The overarching aim of our proposal is to create an environment that promotes deeper interaction with nature, thereby raising awareness and understanding of our relationship with it.


To promote this the centre sits within the landscape, touching the ground lightly, with the building envelopes responding to the outdoor environment by folding back to admit a breeze or to watch birds feeding amongst the vegetation.

Building elements are dispersed along a covered walkway, facilitating wayfinding and accessibility. The Hive houses the café, exhibitions and reception with administration and amenity centrally located along the walkway and finally the education centre and studio, wrapping the amphitheatre at the end of the Elemental Garden.  Two retreat huts are sited off the walkway for secluded learning and therapy.
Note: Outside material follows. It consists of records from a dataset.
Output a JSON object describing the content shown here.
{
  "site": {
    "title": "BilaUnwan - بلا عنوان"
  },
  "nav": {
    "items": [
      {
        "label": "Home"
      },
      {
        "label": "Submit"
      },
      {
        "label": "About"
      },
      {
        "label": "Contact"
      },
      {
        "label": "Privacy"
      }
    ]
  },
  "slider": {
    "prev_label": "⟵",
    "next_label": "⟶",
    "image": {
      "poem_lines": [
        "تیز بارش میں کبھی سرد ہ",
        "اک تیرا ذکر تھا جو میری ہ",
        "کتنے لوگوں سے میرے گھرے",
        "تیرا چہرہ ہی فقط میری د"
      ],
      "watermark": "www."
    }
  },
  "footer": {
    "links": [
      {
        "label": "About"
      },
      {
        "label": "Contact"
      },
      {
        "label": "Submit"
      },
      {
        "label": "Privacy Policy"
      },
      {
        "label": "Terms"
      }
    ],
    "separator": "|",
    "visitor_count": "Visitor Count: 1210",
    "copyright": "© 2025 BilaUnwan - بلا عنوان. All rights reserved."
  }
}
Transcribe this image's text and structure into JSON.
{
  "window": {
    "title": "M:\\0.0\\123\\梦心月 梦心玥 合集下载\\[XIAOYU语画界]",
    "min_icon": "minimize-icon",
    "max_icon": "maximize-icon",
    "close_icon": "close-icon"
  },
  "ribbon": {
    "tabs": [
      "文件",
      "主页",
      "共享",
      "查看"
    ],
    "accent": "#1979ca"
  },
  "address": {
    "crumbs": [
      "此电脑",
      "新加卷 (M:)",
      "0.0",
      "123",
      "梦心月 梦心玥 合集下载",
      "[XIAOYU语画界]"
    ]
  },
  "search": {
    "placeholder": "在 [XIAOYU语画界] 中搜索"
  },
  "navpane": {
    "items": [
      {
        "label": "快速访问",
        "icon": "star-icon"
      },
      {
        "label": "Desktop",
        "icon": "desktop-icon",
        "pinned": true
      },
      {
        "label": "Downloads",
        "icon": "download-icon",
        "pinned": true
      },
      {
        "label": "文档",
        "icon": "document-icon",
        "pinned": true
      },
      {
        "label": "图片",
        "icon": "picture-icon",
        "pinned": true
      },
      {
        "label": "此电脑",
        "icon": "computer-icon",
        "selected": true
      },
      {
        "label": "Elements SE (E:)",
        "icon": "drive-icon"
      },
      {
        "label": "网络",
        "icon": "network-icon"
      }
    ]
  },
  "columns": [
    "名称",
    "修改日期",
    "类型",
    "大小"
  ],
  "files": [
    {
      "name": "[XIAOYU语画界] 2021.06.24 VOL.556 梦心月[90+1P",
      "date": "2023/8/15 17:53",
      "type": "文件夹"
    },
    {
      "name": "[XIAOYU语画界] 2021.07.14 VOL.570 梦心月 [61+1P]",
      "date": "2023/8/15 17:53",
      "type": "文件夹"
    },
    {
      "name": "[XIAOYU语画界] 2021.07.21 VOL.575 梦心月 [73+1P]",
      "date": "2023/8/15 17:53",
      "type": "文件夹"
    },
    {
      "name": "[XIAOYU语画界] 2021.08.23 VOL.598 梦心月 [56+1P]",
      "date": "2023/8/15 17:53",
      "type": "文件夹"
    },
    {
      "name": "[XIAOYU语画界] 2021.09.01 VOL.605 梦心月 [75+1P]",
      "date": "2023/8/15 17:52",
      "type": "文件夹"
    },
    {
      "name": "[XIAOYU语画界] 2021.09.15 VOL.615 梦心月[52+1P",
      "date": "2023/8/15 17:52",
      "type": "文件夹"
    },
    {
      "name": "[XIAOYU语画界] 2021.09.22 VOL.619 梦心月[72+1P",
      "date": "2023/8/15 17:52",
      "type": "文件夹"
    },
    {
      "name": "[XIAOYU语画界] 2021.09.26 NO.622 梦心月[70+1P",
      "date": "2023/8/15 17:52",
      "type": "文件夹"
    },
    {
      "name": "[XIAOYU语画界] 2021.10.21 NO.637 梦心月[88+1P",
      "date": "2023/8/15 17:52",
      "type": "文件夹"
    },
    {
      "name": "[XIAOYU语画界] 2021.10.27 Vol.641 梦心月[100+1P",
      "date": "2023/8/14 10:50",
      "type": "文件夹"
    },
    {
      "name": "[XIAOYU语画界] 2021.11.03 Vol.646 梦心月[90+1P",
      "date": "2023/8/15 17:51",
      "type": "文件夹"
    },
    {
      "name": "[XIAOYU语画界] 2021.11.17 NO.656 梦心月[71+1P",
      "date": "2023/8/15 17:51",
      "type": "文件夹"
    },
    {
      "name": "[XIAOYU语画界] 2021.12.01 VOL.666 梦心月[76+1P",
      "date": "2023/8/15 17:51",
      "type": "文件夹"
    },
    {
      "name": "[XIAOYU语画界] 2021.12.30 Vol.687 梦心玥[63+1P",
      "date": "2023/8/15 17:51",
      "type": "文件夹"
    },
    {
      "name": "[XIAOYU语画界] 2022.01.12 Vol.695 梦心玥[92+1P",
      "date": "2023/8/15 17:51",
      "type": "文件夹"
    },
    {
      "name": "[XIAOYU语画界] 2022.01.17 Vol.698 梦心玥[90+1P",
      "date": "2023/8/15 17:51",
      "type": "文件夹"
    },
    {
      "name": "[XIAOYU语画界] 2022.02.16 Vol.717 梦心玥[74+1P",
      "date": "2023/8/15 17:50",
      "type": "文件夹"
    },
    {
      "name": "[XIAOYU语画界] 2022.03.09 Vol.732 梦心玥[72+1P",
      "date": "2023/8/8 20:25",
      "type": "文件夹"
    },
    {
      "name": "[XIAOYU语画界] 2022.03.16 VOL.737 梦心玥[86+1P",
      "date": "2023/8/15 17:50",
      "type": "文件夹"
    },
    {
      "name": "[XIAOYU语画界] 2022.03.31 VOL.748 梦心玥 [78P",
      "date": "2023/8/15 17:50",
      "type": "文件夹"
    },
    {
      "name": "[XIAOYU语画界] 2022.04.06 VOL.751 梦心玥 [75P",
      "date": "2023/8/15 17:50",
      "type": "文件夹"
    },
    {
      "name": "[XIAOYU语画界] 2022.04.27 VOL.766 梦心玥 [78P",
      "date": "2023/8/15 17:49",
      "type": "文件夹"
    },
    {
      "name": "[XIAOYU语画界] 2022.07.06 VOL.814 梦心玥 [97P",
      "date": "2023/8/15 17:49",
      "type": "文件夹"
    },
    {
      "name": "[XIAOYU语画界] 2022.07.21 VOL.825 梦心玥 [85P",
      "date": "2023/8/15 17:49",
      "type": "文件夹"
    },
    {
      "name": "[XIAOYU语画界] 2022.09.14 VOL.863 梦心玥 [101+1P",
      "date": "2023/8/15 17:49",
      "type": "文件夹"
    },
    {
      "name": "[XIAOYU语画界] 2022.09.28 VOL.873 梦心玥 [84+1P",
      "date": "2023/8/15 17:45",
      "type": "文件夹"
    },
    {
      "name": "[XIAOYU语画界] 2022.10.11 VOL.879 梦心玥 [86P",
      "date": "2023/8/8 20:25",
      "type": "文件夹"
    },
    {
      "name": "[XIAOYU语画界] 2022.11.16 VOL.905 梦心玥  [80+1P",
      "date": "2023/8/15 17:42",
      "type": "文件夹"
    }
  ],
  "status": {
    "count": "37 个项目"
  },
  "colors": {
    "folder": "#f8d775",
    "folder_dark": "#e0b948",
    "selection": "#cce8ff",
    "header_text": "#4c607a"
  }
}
The buildings are open A-framed timber structures providing views across the site and lake. Elevated on stilts the experience of floating above the ground plane is heightened.


The buildings in-between spaces are designed to encourage exploration of nature. Plant and species biodiversity will be extended and existing habitats improved.


Every visitor can access a condensed experience of the wider reserve close to the centre.  This culminates with a short journey to the ‘outpost’; a tiered hide which realigns your focus to the quiet observation of birdlife on the islands of the East Lake.


A sunken hide protruding into West Lake will provide a unique water level perspective of wetland birds.


The centre has been designed to facilitate partnerships beyond the site with the possibility of forest schools, local produce markets, community events and links with the local allotments.


Reserve management will be in a separate building with a secure compound using a rationalised access route shared with visitor’s vehicles.